MediaPipe Face Mesh use case
The simplicity of this process might be better highlighted with an example. The MediaPipe Face Mesh ML model estimates hundreds of different three-dimensional facial landmarks in real-time. Efinix took this model and deployed it on the Titanium Ti60 development kit running at 300 MHz. As shown in Figure 6, convolutions on the RISC-V core contributed the most to latency. It is worth noting that the FPGA’s resource utilization of close to 60% does not actually reflect the size of the ML model. Instead, this is due to the fact that the entire camera subsystem has been instantiated in the FPGA in order to perform acceleration benchmarking in real-time.
Simple custom instructions with the TinyML platform (Step 2)
Creating and running a simple, custom two registers in, one register out convolution instruction shows a four- to five-fold improvement in latency. This improvement continues as custom instructions used to accelerate the ADD, MAXIMUM, and MUL functions. However, latency improvements hit a plateau since the RISC-V is spending less time doing these operations (Figure 7).
Complex instructions with DMA (Step 4)
An arbitrarily complex ALU is also generated to replace the original CONV. This changes the slope of the original curve and dramatically improves the latency once more. However, FPGA utilization has also jumped up since the complex instruction has taken more resources inside the FPGA. Once again, the resource bar standing at nearly 100% is simply due the fact that the FPGA here contains the entire camera subsystem for demonstration purposes, what is important to note is the relative decrease in latency and increase in utilization (Figure 8).
What’s more, switching to a larger FPGA, such as the Ti180, would run all of these complex instructions for massive acceleration without using even 50 percent of the FPGA resources available. These apparent tradeoffs are precisely what allow engineers to readily visualize the balancing act between latency, power consumption, and the cost/size of the FPGA. An edge application that has stringent latency requirements but more lenient power constraints could opt to increasingly accelerate the design for a drastic performance improvement. In power constrained applications, this increase in performance can be traded off by reducing the clock speed for a more moderate improvement in performance at a dramatically lower power.
A paradigm shift in AI/ML development
In a nutshell, Efinix has combined the familiar development environment of the RISC-V ISA and exploited its custom instruction capability to function within the architecturally flexible FPGA fabric. Unlike many hardware accelerators, this approach does not require any third-party tools or compilers. The acceleration is also fine grain with the acceleration of machine instructions — a level of granularity that only makes sense with an FPGA.
The fact that edge devices can be prototyped and deployed on the innovative design architecture of the Efinix FPGA means the solution is future-proofed.
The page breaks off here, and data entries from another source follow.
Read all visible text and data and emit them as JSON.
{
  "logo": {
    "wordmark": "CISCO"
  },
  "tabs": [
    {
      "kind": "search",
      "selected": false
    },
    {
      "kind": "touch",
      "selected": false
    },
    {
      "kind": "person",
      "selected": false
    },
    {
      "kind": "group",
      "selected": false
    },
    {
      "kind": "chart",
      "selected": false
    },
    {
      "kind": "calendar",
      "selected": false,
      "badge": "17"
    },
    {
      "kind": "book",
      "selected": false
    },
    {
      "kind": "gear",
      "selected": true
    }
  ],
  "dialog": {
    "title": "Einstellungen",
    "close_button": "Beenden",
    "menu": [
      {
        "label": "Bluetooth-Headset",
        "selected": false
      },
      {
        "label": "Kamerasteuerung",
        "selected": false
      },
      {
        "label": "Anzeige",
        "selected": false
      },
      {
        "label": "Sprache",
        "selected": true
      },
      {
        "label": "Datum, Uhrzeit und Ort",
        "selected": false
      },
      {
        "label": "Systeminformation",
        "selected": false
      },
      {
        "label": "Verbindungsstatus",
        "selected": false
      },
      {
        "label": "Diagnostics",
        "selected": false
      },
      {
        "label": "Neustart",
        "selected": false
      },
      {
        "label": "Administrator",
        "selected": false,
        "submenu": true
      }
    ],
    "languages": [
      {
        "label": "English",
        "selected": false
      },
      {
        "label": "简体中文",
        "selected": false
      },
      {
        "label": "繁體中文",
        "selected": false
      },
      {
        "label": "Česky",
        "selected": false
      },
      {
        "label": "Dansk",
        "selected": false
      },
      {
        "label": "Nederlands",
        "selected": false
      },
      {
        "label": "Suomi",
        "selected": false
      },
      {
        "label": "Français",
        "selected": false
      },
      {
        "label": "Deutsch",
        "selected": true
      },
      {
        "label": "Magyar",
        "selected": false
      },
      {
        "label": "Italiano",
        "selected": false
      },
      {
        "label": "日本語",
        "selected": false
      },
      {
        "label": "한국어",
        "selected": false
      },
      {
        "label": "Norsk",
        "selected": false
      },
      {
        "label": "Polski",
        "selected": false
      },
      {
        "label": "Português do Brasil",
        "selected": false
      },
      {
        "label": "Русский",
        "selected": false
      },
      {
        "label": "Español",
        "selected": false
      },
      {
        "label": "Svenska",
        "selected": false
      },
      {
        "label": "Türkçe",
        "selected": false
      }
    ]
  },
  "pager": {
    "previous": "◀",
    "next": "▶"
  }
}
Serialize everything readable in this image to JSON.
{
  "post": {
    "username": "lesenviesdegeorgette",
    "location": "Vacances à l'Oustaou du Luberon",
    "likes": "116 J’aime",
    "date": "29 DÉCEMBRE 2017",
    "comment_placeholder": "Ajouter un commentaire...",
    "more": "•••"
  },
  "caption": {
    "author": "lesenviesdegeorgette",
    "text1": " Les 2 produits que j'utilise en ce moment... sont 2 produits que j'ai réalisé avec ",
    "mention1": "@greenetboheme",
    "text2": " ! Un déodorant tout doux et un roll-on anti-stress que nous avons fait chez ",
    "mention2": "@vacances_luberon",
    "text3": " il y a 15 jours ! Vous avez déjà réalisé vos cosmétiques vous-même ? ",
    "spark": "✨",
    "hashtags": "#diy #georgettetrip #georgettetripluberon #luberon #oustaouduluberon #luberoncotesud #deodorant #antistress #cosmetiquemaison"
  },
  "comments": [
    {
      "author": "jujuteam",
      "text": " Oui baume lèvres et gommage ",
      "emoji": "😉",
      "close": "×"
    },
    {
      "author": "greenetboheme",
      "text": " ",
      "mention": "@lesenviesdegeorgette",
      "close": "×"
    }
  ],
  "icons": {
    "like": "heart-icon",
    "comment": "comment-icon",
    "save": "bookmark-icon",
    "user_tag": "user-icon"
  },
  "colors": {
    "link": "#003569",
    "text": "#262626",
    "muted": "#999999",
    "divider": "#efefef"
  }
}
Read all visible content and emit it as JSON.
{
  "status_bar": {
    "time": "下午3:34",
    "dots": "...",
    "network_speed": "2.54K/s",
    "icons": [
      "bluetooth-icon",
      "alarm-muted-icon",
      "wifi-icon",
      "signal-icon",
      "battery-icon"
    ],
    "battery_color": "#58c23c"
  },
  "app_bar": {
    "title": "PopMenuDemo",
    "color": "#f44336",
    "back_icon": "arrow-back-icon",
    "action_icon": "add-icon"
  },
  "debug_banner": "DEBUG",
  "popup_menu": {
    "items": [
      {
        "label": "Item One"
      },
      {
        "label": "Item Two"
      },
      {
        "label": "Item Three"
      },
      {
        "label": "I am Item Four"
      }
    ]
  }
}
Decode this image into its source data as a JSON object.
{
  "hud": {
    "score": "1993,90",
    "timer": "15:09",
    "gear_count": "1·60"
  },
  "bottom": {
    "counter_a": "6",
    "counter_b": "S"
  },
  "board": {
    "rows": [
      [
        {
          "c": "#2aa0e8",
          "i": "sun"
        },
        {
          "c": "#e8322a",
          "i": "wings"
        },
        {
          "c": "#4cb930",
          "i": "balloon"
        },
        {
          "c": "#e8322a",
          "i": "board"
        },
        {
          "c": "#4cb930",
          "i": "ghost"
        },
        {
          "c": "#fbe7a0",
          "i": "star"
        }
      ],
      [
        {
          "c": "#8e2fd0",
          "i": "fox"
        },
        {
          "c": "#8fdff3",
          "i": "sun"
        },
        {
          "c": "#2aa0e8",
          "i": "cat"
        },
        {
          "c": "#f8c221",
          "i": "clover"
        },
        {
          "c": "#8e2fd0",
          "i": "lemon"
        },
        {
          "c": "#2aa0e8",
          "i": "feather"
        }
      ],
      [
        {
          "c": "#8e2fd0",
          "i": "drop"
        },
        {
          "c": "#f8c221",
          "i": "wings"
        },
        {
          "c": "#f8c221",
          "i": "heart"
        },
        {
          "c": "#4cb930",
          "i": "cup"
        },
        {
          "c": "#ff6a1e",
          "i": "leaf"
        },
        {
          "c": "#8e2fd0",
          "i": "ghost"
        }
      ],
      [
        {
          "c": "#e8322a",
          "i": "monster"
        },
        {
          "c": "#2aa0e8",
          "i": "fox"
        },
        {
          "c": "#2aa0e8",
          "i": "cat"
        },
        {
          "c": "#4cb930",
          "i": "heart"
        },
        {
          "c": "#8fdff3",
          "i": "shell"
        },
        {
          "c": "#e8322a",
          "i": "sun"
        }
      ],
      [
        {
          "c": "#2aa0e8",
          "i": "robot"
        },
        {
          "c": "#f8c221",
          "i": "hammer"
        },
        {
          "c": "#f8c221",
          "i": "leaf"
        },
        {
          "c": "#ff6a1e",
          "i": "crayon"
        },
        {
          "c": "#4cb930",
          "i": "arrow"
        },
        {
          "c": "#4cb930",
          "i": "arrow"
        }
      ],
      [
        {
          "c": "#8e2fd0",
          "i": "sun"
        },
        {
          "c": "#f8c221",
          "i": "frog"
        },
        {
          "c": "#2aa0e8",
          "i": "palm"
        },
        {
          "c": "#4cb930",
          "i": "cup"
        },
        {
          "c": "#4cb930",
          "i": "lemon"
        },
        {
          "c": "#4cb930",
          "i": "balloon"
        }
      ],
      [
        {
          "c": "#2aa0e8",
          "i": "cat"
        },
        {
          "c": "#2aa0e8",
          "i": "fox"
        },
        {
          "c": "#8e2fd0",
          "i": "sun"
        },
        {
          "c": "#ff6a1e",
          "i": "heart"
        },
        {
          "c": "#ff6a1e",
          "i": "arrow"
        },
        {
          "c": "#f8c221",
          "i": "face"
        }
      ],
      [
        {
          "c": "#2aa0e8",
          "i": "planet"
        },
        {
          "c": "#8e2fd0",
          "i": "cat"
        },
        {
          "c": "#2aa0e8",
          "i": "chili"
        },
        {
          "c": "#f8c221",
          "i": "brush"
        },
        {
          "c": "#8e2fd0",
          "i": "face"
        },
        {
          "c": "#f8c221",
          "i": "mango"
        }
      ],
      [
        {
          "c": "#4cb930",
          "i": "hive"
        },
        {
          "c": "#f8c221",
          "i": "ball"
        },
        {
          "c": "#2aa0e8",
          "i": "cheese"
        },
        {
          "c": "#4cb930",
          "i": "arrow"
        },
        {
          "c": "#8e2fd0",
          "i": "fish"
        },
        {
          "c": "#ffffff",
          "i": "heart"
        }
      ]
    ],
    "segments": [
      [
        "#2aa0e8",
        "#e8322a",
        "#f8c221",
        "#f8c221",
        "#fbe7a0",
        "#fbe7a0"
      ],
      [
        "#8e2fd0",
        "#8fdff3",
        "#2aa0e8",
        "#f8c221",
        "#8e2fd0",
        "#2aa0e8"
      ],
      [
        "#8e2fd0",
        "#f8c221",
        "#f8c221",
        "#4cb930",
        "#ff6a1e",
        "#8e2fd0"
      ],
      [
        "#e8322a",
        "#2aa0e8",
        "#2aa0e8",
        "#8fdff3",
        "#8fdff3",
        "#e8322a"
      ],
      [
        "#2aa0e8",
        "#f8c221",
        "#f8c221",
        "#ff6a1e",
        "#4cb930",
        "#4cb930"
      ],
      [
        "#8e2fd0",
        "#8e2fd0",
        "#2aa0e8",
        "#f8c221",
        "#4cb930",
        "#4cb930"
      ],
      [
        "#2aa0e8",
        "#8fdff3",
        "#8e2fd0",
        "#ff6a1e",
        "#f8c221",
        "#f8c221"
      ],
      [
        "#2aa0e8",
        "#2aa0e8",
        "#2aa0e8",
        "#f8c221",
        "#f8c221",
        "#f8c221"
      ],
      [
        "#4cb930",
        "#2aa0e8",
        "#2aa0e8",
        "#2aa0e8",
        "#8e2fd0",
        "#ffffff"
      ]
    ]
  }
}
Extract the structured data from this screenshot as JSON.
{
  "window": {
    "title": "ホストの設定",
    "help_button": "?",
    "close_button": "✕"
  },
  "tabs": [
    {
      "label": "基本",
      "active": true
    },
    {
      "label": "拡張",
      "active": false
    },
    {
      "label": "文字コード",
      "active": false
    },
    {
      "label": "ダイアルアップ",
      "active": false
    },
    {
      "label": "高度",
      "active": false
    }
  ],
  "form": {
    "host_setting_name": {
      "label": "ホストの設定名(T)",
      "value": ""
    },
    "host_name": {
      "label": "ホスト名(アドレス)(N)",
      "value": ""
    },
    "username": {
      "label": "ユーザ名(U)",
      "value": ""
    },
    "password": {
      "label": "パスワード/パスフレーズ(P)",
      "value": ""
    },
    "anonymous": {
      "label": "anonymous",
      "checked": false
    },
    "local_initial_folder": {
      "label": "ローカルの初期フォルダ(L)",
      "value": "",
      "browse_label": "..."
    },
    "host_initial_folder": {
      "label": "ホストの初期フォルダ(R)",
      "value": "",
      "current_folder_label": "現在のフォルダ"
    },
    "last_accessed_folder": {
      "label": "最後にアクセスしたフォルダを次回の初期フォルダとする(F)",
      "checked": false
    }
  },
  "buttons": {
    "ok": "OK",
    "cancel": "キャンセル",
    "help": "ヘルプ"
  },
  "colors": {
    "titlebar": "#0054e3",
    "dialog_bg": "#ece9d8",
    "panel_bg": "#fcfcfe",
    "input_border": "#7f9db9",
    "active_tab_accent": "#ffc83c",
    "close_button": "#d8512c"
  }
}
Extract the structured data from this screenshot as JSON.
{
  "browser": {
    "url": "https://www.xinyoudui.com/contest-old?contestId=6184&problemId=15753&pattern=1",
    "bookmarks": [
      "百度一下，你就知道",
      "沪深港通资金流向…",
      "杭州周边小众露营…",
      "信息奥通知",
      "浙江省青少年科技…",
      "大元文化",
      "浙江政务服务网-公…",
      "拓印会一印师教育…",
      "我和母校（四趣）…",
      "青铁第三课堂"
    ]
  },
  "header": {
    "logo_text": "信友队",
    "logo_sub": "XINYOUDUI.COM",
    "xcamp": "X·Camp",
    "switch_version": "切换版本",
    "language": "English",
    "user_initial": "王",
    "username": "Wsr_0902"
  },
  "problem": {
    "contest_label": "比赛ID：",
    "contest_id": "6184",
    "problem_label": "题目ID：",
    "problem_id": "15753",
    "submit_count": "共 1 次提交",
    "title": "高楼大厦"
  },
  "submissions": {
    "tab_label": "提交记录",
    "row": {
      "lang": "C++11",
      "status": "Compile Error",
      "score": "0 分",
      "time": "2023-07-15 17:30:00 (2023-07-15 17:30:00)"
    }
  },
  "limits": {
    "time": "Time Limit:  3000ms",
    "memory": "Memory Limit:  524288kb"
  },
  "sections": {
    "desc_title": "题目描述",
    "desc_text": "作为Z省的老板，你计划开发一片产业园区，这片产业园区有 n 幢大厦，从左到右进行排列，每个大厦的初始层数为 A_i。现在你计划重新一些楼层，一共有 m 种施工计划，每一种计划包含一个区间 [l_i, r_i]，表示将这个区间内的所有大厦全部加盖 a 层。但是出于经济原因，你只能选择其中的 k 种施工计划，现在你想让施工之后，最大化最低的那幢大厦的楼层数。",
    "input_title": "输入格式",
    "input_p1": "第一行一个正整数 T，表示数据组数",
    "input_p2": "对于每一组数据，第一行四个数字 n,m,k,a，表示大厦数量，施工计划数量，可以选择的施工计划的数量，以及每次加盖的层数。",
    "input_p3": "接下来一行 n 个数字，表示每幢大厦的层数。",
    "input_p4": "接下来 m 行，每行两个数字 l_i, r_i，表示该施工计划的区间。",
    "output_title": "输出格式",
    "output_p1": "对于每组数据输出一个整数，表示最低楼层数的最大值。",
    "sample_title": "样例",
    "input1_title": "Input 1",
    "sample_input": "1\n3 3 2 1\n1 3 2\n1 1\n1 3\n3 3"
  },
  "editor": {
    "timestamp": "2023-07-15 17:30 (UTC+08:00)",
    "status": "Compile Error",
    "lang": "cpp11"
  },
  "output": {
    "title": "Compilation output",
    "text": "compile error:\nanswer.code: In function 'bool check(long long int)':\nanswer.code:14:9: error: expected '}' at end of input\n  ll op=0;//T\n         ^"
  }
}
New models and updated network architectures can be expressed in familiar software environments and accelerated at the custom instruction level with only a small amount of VHDL (with libraries of available templates to use for guidance). This degree of hardware-software partitioning where 90 percent of the model remains in software running on the RISC-V allows for an extremely fast time to market. The combination of all of these approaches yields an elegant solution that truly lowers the barriers to entry for implementing an edge device. Designers now have access to a world-class embedded processing capability that can be accessed with a state-of-the-art tool flow and instantiated on the revolutionary Efinix Quantum fabric.